What to produce: Return, word for word, only the lines from the one containing "Enumerate this screenshot's" through the last line of the entries.

Dataset rows describing interfaces:
========================================================================

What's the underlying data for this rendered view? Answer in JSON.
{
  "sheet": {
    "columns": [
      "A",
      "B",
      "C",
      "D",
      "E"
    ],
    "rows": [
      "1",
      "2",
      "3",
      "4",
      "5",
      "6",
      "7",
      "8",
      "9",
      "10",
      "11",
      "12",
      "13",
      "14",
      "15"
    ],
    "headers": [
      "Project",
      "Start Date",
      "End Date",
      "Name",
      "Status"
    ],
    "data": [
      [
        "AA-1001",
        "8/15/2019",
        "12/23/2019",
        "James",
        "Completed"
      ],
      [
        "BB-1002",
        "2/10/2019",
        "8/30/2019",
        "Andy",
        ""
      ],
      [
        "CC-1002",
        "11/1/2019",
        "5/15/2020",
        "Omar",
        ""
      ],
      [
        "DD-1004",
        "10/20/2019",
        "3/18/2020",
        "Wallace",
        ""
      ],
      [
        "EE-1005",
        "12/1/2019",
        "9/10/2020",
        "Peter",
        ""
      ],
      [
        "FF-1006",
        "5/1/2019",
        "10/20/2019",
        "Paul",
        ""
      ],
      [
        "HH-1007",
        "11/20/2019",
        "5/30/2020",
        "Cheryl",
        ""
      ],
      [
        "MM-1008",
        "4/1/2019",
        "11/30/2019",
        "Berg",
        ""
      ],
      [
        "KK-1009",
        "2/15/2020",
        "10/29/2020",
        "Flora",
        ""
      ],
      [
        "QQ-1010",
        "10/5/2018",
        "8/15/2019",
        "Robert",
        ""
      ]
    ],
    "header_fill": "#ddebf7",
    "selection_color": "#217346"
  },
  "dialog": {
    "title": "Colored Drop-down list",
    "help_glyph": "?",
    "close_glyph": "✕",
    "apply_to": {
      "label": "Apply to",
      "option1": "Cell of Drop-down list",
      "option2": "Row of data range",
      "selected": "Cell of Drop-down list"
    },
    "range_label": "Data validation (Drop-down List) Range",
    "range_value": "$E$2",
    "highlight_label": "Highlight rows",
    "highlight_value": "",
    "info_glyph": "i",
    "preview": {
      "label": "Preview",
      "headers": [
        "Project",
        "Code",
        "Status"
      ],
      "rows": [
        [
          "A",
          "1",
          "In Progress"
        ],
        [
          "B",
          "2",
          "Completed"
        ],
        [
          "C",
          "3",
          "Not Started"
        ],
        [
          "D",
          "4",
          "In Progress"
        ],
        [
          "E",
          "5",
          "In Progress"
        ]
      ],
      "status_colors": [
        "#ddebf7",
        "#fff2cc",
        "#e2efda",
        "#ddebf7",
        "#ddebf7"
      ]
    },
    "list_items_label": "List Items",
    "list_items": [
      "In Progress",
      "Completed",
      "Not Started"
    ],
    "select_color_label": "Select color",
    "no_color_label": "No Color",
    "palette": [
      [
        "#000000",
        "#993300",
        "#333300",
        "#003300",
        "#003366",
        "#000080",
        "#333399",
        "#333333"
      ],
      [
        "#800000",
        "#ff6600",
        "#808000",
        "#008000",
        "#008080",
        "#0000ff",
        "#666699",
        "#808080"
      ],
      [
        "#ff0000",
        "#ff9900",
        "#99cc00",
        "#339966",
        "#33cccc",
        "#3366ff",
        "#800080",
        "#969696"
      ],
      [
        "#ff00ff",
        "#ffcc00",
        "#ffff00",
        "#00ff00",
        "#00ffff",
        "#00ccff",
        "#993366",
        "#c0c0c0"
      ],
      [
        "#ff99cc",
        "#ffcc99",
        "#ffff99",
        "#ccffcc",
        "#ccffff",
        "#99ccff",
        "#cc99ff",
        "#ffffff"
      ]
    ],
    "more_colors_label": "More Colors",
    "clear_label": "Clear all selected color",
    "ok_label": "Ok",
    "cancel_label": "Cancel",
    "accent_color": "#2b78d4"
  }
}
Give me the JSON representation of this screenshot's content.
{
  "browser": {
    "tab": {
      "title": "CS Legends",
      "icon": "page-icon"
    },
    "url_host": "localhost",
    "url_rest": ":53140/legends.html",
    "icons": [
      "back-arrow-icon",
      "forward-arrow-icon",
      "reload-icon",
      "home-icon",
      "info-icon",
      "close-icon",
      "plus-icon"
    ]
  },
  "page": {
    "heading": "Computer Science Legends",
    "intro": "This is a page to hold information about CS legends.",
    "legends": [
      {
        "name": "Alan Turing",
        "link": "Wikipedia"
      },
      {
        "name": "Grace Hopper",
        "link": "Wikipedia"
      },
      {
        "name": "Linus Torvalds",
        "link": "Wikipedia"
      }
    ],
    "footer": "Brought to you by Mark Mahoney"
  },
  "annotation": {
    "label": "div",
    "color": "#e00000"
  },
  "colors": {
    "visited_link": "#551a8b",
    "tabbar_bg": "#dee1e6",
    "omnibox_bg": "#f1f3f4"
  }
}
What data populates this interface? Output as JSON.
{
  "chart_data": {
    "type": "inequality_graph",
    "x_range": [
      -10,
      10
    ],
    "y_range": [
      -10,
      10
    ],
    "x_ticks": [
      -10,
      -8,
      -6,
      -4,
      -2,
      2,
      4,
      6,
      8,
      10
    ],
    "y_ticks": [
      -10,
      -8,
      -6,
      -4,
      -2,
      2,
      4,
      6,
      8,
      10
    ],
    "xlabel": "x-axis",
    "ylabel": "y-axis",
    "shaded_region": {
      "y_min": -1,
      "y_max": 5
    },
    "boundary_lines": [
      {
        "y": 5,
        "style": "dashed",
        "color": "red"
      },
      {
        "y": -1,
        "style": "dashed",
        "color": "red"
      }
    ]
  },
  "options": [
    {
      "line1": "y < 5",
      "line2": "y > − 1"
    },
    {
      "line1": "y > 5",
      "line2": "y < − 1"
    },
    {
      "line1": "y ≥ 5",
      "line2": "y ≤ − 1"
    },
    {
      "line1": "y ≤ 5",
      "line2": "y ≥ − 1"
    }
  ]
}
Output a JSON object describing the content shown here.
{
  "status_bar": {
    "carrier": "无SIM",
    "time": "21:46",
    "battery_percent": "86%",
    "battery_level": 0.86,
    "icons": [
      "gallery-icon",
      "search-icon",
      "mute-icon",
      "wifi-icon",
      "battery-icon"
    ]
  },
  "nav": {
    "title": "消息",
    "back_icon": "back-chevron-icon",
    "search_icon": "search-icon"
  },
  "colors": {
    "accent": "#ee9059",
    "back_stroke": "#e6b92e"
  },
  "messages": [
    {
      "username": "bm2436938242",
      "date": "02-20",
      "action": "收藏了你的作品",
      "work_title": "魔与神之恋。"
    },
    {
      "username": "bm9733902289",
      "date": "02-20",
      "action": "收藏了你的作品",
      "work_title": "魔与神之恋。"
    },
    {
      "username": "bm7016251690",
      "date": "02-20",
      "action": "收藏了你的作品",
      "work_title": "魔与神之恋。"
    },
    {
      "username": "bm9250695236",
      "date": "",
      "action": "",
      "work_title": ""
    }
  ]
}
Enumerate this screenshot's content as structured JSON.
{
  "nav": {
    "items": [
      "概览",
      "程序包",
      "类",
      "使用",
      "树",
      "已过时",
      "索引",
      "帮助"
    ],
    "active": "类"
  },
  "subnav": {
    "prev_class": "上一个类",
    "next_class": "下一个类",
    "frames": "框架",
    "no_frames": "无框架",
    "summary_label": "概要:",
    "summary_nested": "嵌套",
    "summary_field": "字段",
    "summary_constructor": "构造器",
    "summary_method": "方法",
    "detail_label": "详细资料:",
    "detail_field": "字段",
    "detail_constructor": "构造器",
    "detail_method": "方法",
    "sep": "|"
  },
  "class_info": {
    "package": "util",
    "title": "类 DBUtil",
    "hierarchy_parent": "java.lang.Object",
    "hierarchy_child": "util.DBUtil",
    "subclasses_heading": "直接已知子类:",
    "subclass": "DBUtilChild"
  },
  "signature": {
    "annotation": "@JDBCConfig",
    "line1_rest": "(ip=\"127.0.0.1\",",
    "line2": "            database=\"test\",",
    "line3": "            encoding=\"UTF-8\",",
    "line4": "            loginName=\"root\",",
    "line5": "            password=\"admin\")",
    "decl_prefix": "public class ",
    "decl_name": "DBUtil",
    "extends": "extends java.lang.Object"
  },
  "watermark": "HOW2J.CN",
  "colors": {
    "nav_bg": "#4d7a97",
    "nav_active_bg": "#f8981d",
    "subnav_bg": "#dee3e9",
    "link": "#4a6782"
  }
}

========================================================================

Exercise solution:
Enumerate this screenshot's content as structured JSON.
{
  "nav": {
    "items": [
      "概览",
      "程序包",
      "类",
      "使用",
      "树",
      "已过时",
      "索引",
      "帮助"
    ],
    "active": "类"
  },
  "subnav": {
    "prev_class": "上一个类",
    "next_class": "下一个类",
    "frames": "框架",
    "no_frames": "无框架",
    "summary_label": "概要:",
    "summary_nested": "嵌套",
    "summary_field": "字段",
    "summary_constructor": "构造器",
    "summary_method": "方法",
    "detail_label": "详细资料:",
    "detail_field": "字段",
    "detail_constructor": "构造器",
    "detail_method": "方法",
    "sep": "|"
  },
  "class_info": {
    "package": "util",
    "title": "类 DBUtil",
    "hierarchy_parent": "java.lang.Object",
    "hierarchy_child": "util.DBUtil",
    "subclasses_heading": "直接已知子类:",
    "subclass": "DBUtilChild"
  },
  "signature": {
    "annotation": "@JDBCConfig",
    "line1_rest": "(ip=\"127.0.0.1\",",
    "line2": "            database=\"test\",",
    "line3": "            encoding=\"UTF-8\",",
    "line4": "            loginName=\"root\",",
    "line5": "            password=\"admin\")",
    "decl_prefix": "public class ",
    "decl_name": "DBUtil",
    "extends": "extends java.lang.Object"
  },
  "watermark": "HOW2J.CN",
  "colors": {
    "nav_bg": "#4d7a97",
    "nav_active_bg": "#f8981d",
    "subnav_bg": "#dee3e9",
    "link": "#4a6782"
  }
}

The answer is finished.